Film enthusiasts would rather sit through a bad meal (17%), or suffer a serious holiday mishap (9%) – than feel let down by a movie that was acclaimed by critics, research has found.

Professional critic opinions are held in high regard for movie lovers when choosing their next film to watch, with 78% spending as long as an hour reading reviews to help them make their pick.

And 59% have watched something they would not have considered otherwise, based on a rave review from a film critic.

However, they don't always end up agreeing with professional opinion – as 58% have been left disappointed by a film that received a five-star review, according to the poll of 2,000 film buffs.

And on the other hand, almost two-thirds (63%) have given the benefit of the doubt to a movie that was poorly rated – and ended up being pleasantly surprised.

When doing their research on what film to watch, 74% spend up to 60 minutes watching trailers – with the length of the movie, the storyline, and who is in the cast, the most important factors in making their decision.

But six in ten have been left disappointed by a film that received five stars from critics
But six in ten have been left disappointed by a film that received five stars from critics

Sophia Ahmad, chief consumer officer at Sky UK and ROI, which commissioned the research to mark the free monthly ticket offering from Sky Cinema in partnership with Vue, said: "We know how much our customers love those goose-bump moments when watching a film they’ve been waiting for, and we know choosing one can involve serious research.

"This new offer gives people the chance to watch a movie on the big screen at no extra cost, all while still being able to enjoy an unrivalled line-up of films at home."

It also emerged that 22% have previously been put off seeing a film they were excited, about because of a bad review.

And picking their next watch is serious business, as just 36% would spend the same amount of time – up to an hour – preparing for a job interview, while 35% would spend this long getting ready for a date.

Meanwhile, only four in ten (39%) dedicate as much as 60 minutes to choosing where to go on holiday next.

Londoners take the longest to ponder over a film choice, at 37 minutes – with one in three admitting they’ve even snubbed friends for their taste in movies.
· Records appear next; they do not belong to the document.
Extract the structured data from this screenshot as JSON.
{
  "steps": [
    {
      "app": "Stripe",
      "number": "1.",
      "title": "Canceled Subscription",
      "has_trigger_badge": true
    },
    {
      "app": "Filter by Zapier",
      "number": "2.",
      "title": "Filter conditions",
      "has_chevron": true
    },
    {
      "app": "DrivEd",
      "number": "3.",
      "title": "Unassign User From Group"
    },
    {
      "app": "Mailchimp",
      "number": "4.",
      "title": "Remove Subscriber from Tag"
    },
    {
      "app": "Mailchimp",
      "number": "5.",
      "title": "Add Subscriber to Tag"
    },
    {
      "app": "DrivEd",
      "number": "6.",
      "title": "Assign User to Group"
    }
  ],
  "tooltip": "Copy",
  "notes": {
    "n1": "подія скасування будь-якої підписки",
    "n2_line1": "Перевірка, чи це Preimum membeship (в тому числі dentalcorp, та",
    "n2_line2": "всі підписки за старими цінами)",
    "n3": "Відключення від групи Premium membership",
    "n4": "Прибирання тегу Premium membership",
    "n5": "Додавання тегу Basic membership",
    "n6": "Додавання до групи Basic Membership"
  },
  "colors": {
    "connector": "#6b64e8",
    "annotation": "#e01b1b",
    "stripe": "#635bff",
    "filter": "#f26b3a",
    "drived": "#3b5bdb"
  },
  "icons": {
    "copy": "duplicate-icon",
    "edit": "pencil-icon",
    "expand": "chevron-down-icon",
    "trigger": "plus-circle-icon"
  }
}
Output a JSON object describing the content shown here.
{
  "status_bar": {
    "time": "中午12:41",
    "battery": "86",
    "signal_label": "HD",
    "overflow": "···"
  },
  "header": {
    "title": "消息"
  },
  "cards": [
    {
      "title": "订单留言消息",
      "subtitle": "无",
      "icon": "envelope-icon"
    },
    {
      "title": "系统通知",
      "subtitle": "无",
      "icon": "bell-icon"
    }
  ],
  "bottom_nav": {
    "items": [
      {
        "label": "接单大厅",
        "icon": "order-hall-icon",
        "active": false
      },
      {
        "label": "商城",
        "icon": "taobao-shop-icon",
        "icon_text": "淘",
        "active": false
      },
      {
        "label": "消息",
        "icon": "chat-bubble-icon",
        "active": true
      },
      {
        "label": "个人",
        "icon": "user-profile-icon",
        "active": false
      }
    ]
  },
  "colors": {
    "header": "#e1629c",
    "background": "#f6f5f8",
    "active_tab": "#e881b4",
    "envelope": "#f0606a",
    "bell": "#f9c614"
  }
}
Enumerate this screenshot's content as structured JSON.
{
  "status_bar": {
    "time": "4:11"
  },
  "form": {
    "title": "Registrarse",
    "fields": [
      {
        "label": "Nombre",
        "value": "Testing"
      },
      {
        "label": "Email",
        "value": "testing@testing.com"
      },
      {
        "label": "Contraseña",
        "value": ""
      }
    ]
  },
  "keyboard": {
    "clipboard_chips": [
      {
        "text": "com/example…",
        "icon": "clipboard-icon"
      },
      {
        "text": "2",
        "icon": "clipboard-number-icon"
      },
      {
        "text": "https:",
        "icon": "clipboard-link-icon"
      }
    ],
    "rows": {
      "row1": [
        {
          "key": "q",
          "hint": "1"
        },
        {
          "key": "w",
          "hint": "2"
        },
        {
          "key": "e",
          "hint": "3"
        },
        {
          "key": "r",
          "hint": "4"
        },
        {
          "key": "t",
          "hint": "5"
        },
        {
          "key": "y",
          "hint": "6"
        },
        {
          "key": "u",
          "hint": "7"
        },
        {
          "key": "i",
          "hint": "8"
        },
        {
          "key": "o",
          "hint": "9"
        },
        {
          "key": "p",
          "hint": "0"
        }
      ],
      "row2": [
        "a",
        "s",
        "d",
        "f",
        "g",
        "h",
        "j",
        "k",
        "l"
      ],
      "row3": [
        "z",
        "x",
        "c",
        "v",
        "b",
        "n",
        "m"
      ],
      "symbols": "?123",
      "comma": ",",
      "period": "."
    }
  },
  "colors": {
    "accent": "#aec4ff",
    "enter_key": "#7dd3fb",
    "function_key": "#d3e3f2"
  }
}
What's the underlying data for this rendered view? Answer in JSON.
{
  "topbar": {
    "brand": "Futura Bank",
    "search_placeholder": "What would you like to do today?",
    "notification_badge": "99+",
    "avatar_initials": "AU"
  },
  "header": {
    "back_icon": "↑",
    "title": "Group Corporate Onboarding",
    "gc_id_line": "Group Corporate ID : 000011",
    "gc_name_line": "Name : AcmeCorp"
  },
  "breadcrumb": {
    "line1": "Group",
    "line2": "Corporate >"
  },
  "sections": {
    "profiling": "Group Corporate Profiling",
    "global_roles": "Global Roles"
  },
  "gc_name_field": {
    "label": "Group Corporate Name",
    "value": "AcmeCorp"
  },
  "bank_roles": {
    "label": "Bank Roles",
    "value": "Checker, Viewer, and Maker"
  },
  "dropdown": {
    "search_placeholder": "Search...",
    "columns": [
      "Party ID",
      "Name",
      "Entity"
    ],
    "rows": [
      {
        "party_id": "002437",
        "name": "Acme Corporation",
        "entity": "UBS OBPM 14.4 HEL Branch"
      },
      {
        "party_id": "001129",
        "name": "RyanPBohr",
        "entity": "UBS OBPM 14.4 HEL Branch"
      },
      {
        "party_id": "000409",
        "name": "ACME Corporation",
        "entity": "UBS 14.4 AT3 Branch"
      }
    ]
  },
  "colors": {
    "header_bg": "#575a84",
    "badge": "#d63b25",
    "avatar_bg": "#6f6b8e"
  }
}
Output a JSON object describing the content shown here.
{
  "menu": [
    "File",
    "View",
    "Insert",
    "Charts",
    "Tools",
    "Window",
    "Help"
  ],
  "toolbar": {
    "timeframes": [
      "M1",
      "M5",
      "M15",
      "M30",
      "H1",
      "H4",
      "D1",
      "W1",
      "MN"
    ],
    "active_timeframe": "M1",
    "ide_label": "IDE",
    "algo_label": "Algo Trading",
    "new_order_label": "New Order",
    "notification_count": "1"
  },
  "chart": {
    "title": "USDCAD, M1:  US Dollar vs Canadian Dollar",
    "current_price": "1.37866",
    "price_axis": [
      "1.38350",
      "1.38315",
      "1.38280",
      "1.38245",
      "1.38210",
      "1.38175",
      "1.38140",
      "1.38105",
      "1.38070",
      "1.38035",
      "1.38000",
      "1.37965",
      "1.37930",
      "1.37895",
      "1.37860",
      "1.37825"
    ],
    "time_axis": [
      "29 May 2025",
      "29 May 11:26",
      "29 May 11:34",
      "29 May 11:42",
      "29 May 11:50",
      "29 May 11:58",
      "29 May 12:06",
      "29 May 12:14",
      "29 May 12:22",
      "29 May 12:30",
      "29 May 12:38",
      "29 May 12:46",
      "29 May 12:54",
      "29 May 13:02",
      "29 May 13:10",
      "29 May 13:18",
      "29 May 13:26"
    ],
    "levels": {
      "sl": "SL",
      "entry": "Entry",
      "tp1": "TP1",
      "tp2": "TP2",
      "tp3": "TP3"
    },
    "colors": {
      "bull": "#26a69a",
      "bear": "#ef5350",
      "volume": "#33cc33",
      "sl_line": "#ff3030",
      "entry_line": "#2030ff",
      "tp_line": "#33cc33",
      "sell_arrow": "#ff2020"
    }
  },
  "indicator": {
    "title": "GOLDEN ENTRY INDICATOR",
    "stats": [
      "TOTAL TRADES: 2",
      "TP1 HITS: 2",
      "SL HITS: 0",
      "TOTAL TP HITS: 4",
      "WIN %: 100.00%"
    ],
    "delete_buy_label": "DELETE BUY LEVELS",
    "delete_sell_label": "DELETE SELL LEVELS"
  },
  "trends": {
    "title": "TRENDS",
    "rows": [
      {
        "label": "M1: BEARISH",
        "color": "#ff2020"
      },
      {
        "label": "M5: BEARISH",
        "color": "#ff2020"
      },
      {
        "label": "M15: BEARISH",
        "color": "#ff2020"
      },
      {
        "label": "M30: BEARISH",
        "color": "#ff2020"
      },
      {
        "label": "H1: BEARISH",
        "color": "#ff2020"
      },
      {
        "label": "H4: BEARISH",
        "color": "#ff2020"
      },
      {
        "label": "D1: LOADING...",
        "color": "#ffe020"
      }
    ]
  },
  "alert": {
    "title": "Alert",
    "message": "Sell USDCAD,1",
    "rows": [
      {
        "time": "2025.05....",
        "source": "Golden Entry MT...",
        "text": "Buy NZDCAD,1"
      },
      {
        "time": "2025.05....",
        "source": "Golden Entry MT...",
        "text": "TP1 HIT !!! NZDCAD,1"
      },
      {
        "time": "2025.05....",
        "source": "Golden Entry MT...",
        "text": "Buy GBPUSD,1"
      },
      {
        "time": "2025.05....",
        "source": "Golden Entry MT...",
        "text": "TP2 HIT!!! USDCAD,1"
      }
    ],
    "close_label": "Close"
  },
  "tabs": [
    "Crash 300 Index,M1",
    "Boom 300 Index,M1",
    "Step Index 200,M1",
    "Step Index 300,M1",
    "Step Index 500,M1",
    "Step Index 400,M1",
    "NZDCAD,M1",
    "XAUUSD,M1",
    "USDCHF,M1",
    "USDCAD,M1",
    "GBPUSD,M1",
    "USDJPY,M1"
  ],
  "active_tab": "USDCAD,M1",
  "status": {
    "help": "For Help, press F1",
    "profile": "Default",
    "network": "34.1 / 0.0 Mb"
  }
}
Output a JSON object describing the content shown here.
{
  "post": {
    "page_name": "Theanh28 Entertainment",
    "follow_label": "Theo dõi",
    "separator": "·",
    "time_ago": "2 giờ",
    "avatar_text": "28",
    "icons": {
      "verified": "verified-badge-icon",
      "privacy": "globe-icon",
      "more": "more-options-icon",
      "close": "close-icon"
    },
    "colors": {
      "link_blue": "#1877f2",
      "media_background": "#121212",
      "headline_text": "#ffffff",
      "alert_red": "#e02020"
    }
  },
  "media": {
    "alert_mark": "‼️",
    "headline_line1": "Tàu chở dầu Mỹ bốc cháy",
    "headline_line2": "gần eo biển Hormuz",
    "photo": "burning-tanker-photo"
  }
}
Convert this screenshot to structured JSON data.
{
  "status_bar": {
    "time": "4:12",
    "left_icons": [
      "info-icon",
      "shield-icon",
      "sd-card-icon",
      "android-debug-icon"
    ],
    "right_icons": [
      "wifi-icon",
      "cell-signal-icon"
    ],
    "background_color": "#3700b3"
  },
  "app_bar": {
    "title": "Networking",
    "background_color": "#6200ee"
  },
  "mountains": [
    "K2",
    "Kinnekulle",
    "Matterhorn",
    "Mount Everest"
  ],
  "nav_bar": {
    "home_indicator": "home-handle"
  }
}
But when it comes to the Scots, 18% don’t ever look at reviews before pressing play on a film.

Those aged 25-34 spend the most time reading write-ups (10 minutes) and watching trailers (nine minutes) – and are even the most likely to row with a partner about what to watch, compared to other generations (14%).

And the over-60s take the least time to prepare, as they will only spend six minutes reading up on film reviews before making their choice.

But it was also revealed 47% would trust the opinion of their partner more than they would a critic when it comes to movies.

And when it comes to disappointing movie, one in ten (9%) reckon they would get over their favourite sports team losing, quicker than they would having sat through a bad film that had received a lot of hype.

The study, conducted via, also revealed comedies, science-fiction, and rom-coms are the genres people believe critics are the harshest towards.